Instructions to follow:
Your answer is a number only: how many lines in the data below contain "Tracks"?

(Data records for software interfaces)
========================
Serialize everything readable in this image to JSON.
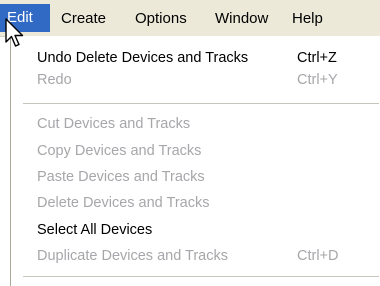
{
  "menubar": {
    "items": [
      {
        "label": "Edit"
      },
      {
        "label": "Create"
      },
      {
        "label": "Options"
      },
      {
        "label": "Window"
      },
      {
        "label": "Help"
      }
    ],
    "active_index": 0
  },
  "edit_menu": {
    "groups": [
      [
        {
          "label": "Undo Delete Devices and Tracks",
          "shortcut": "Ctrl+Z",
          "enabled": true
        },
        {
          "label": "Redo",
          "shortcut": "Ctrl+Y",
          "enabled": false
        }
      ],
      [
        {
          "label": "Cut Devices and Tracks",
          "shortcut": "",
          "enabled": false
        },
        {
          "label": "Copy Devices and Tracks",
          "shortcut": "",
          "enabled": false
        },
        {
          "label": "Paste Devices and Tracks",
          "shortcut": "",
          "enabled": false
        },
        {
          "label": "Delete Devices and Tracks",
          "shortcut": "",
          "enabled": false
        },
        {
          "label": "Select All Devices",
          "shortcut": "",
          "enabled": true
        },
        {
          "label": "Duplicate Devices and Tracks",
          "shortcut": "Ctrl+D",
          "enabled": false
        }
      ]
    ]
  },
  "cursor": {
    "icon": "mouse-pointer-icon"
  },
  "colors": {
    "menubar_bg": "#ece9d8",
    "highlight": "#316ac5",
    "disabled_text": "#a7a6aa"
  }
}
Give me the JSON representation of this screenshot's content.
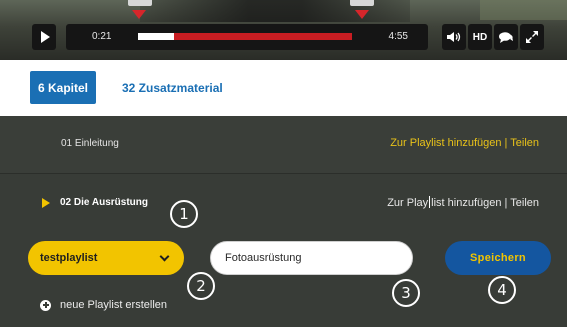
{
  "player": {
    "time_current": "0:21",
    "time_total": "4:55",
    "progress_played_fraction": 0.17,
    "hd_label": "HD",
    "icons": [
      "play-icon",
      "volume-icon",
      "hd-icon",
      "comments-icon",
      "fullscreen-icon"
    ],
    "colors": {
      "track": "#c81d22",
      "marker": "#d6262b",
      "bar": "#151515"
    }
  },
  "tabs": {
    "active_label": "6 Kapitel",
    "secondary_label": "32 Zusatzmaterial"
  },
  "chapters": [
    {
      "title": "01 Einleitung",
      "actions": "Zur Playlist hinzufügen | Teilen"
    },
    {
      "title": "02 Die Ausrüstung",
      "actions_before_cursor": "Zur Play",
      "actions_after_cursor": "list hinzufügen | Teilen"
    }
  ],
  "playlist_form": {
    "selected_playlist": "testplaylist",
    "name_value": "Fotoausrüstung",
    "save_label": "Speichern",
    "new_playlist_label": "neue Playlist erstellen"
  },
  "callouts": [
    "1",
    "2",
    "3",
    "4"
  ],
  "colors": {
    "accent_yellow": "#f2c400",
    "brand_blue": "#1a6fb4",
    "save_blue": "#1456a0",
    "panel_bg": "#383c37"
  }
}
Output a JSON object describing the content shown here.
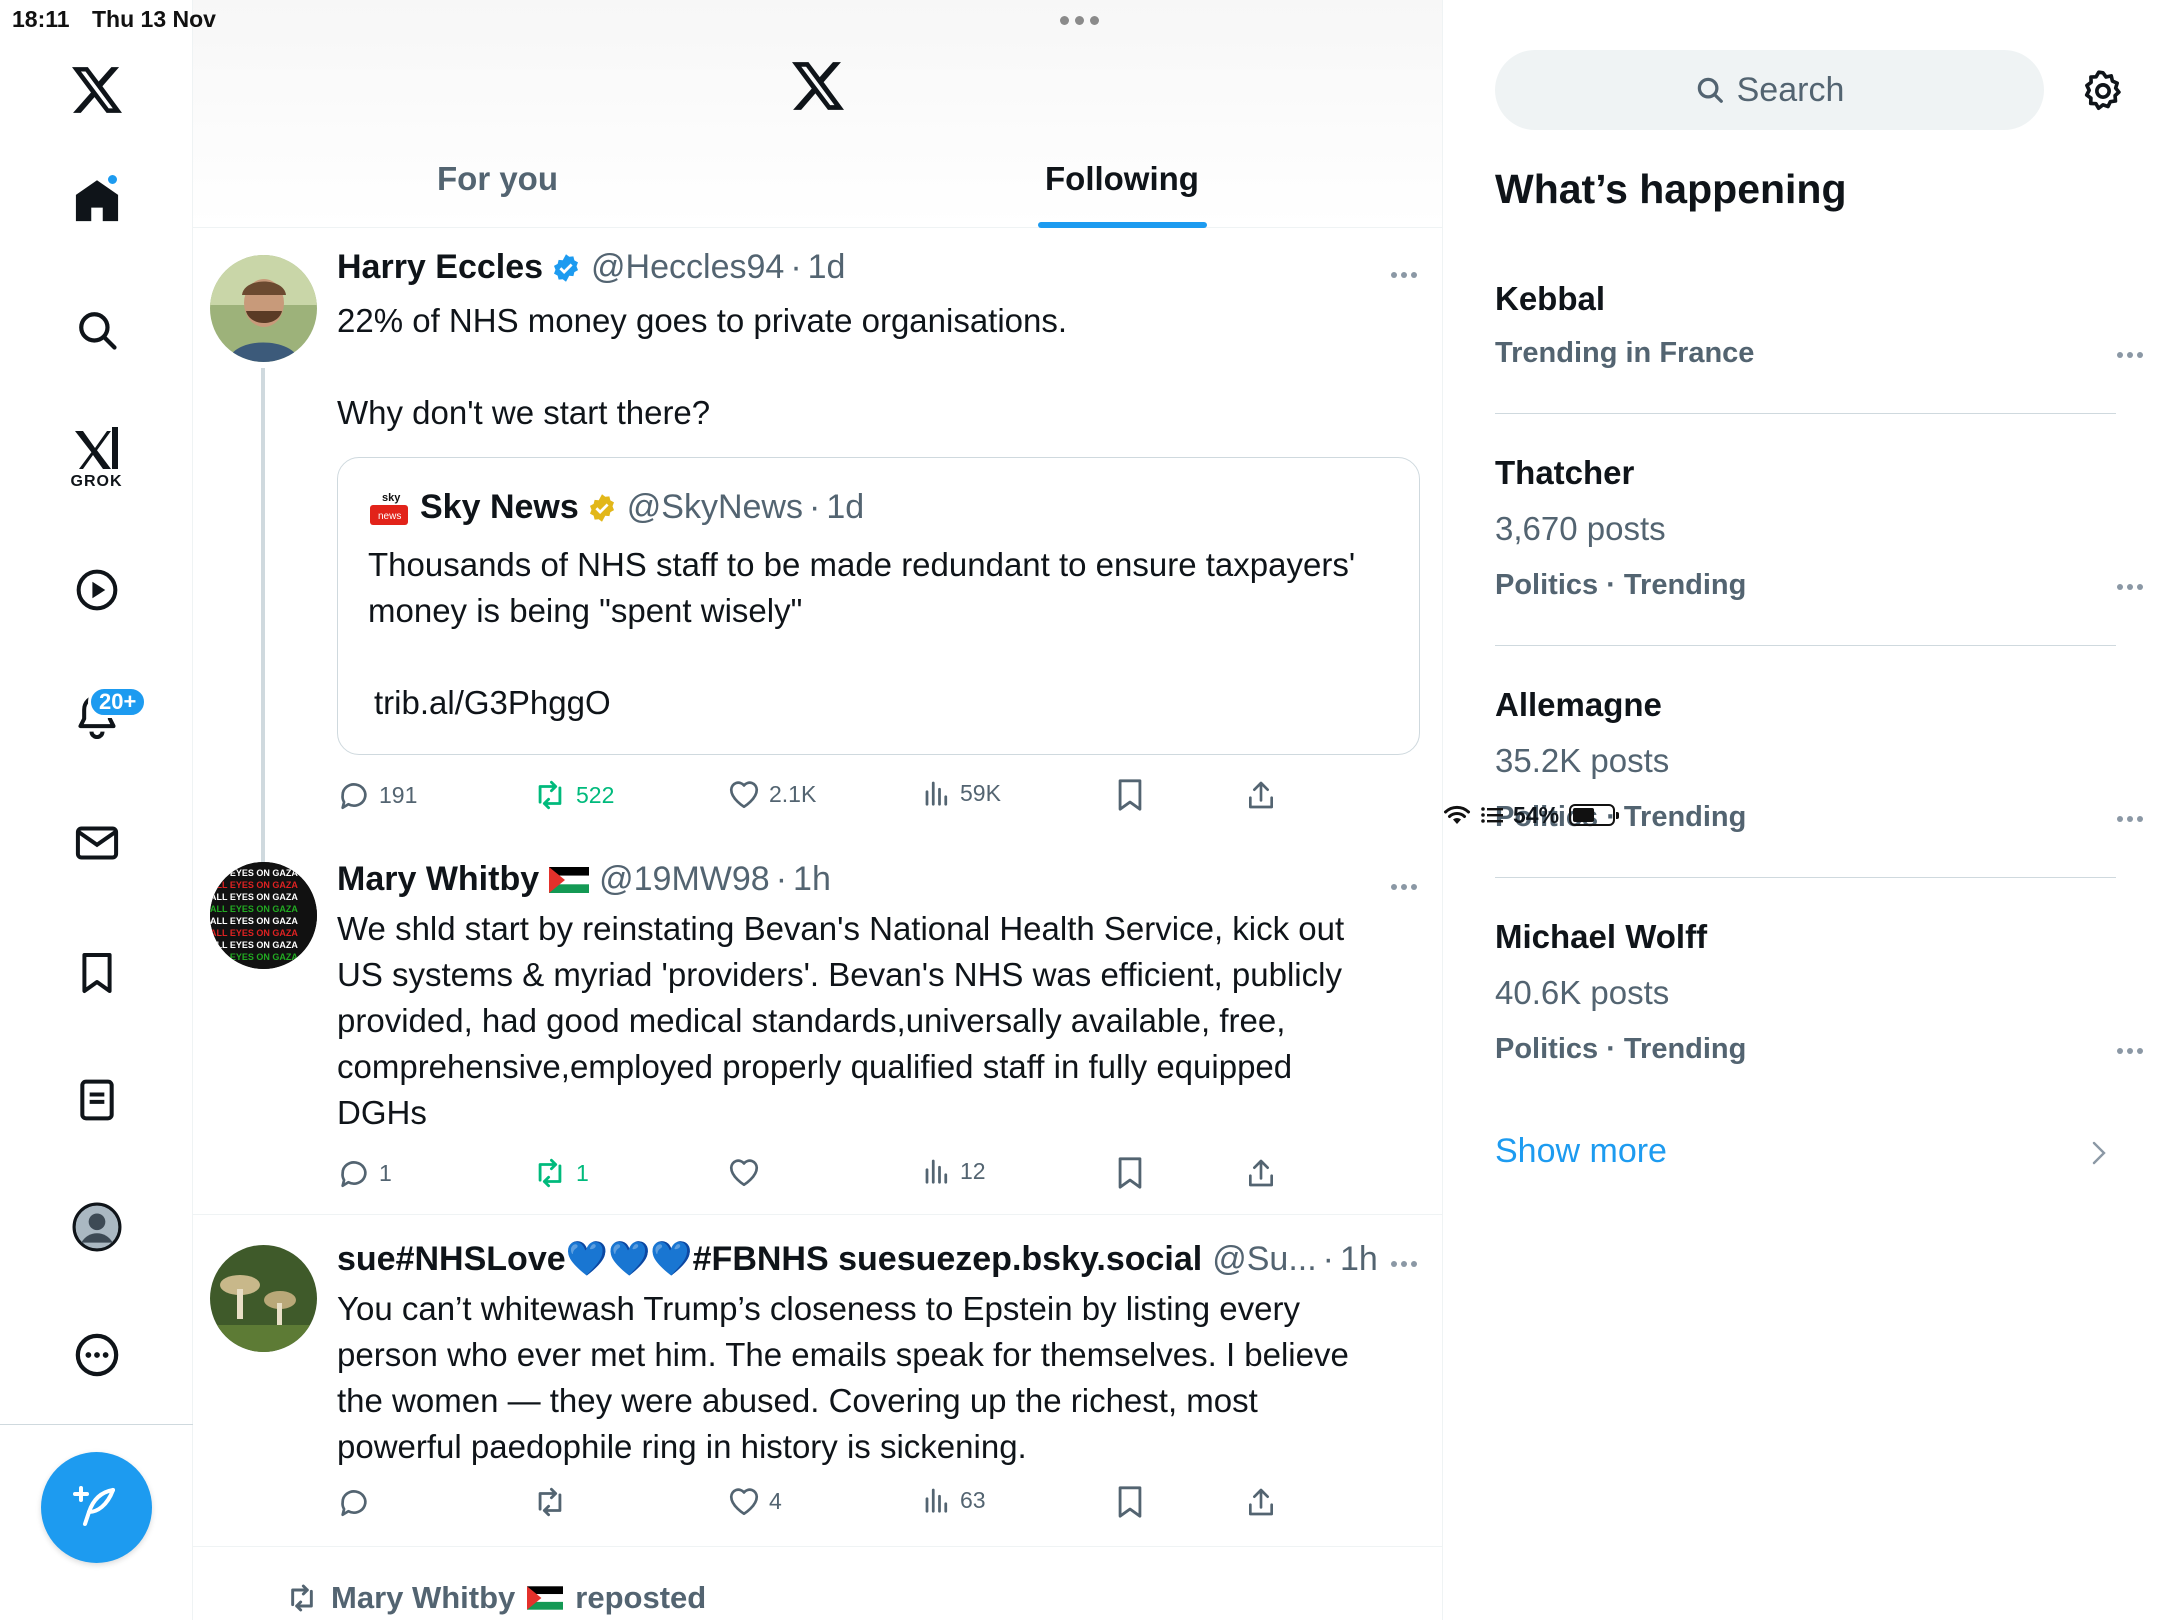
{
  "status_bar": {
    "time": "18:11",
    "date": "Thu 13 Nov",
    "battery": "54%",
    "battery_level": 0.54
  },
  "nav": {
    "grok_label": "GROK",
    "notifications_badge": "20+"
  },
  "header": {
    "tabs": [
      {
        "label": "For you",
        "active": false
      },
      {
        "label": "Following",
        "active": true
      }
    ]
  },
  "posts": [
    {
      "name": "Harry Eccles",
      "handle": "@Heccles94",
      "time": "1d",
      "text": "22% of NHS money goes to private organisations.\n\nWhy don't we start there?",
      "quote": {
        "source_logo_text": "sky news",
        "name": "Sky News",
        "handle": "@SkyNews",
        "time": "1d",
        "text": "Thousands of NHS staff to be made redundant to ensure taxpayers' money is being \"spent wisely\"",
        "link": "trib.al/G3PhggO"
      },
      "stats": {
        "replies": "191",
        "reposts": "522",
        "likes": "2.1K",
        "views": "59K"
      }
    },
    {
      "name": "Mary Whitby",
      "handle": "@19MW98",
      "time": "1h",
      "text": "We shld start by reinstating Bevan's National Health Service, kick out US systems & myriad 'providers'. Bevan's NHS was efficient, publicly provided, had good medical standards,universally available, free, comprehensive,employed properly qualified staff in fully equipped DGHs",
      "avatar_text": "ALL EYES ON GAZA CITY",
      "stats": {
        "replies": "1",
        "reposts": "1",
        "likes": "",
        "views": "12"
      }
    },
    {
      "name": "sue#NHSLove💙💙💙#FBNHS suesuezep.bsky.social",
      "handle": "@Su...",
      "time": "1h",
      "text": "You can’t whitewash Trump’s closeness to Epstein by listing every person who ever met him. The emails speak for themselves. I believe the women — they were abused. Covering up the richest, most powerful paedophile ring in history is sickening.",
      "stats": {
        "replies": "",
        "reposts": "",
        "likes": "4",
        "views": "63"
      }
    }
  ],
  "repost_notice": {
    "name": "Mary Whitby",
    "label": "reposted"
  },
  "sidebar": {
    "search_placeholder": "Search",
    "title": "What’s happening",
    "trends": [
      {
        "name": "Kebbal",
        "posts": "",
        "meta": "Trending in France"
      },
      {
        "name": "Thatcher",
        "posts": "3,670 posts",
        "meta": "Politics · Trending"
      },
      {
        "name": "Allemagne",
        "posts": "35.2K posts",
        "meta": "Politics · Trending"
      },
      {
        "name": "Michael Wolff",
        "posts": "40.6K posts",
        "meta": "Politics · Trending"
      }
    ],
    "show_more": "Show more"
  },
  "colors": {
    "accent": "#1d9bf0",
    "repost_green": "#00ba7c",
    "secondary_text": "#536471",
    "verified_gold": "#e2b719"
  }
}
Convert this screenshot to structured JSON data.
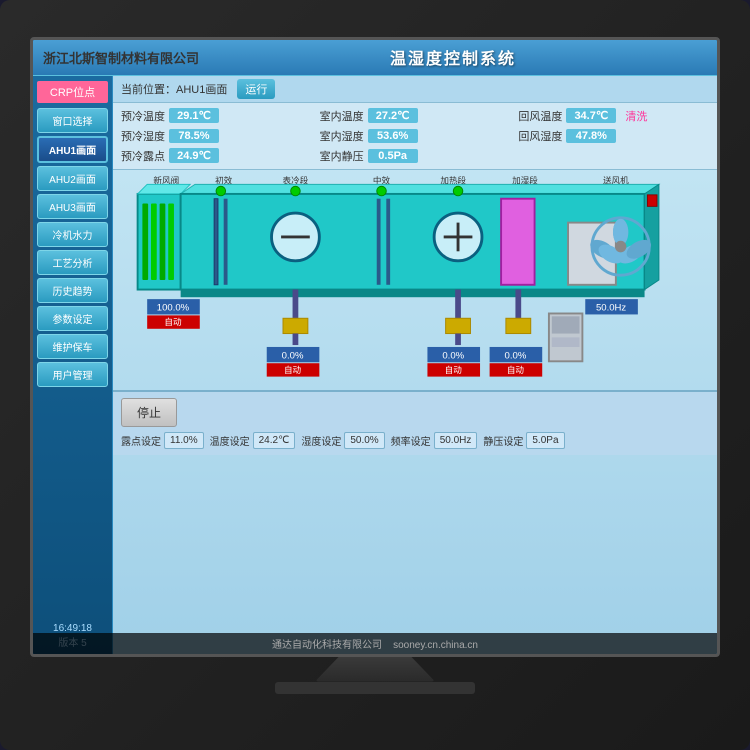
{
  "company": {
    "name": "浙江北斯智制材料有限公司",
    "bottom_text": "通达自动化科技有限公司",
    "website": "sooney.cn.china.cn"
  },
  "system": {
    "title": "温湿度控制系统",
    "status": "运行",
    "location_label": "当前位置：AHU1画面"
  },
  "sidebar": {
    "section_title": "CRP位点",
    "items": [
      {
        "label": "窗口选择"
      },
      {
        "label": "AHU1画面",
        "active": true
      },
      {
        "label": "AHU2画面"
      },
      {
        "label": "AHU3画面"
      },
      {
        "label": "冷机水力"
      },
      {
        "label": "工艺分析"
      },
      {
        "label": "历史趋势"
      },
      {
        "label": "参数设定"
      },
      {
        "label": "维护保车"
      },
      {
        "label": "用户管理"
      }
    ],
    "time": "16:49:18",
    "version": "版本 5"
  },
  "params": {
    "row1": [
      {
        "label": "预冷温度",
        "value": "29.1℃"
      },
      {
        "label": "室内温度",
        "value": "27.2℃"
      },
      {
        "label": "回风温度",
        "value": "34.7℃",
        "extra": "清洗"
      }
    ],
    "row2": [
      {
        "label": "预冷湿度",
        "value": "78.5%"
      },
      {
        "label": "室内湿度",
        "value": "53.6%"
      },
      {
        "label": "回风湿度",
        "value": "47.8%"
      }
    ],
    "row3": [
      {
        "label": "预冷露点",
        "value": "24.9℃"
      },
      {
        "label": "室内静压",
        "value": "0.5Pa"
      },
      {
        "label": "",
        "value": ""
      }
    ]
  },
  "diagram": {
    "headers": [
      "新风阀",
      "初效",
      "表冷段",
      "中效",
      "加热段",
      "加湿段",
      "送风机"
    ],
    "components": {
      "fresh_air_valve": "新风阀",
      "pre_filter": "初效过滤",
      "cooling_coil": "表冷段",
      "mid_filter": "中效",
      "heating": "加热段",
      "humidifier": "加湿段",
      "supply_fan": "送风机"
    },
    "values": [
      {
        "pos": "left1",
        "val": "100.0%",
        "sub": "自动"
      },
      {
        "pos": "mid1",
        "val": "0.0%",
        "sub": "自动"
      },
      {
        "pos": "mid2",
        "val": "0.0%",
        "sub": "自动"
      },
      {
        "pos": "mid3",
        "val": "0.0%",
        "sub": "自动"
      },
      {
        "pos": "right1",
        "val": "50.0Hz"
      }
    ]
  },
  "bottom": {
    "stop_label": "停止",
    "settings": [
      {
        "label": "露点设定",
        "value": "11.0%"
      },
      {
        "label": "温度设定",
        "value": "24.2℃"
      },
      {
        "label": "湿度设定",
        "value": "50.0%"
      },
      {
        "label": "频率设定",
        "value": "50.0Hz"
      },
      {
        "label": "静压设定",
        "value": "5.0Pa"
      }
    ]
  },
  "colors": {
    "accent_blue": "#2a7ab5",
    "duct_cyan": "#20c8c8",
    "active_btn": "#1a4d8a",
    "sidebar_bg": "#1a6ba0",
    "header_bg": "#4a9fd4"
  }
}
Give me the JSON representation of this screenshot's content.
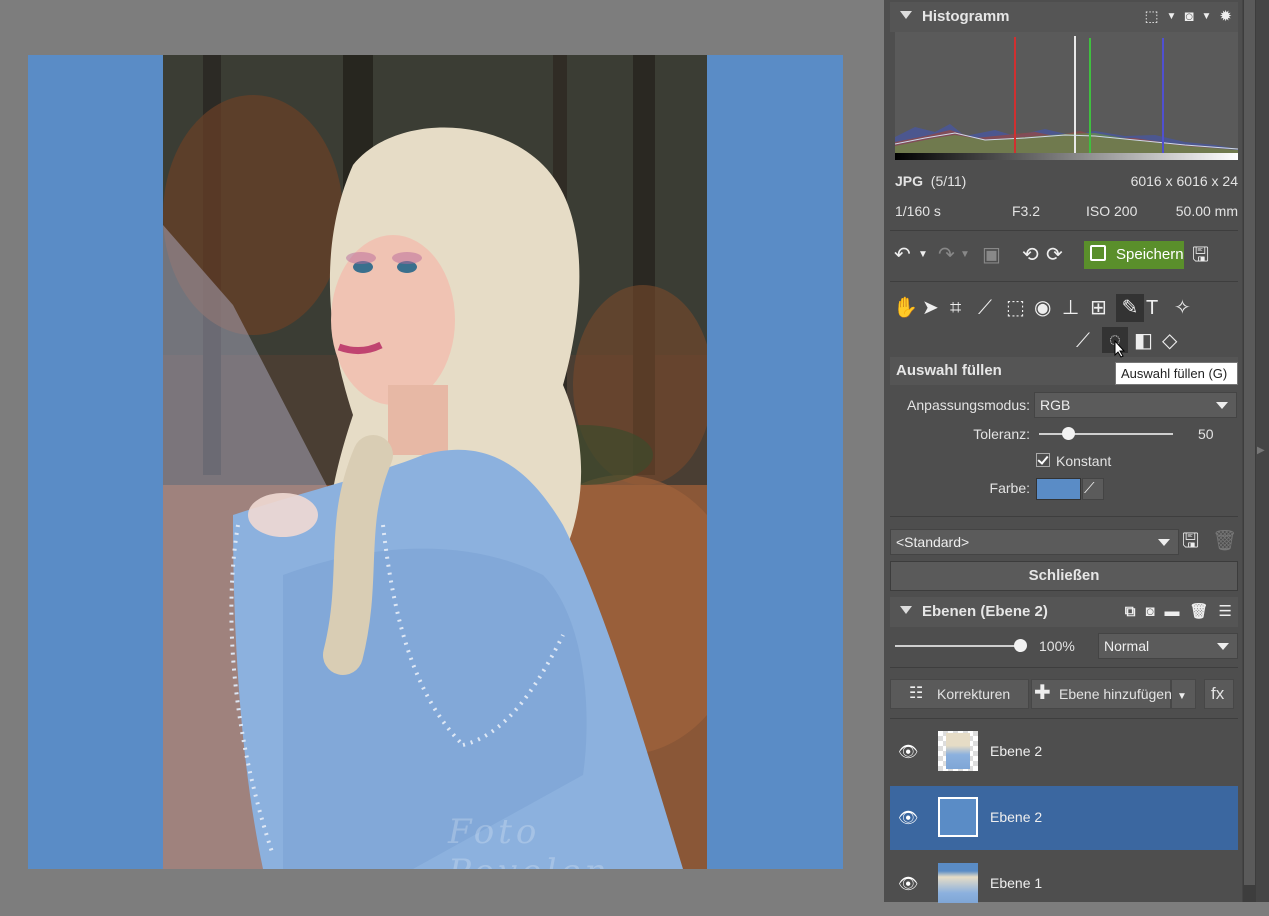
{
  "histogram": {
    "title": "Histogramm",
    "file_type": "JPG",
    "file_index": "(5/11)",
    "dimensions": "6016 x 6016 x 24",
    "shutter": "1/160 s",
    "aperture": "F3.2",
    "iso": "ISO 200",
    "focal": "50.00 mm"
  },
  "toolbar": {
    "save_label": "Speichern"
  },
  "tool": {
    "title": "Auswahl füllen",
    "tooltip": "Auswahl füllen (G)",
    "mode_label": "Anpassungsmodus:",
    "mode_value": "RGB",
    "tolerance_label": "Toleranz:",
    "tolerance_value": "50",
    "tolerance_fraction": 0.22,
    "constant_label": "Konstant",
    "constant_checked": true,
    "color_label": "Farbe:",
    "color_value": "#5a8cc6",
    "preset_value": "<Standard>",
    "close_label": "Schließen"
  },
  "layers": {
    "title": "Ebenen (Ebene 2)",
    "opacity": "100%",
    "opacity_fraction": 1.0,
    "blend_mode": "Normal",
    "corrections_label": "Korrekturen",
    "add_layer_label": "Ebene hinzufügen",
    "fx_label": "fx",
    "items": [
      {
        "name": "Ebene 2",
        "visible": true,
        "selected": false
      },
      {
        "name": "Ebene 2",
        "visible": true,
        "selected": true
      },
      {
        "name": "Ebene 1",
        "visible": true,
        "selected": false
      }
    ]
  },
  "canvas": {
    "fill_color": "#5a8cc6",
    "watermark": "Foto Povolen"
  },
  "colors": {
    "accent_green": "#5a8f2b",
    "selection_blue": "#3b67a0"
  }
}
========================
Completed exercise:
6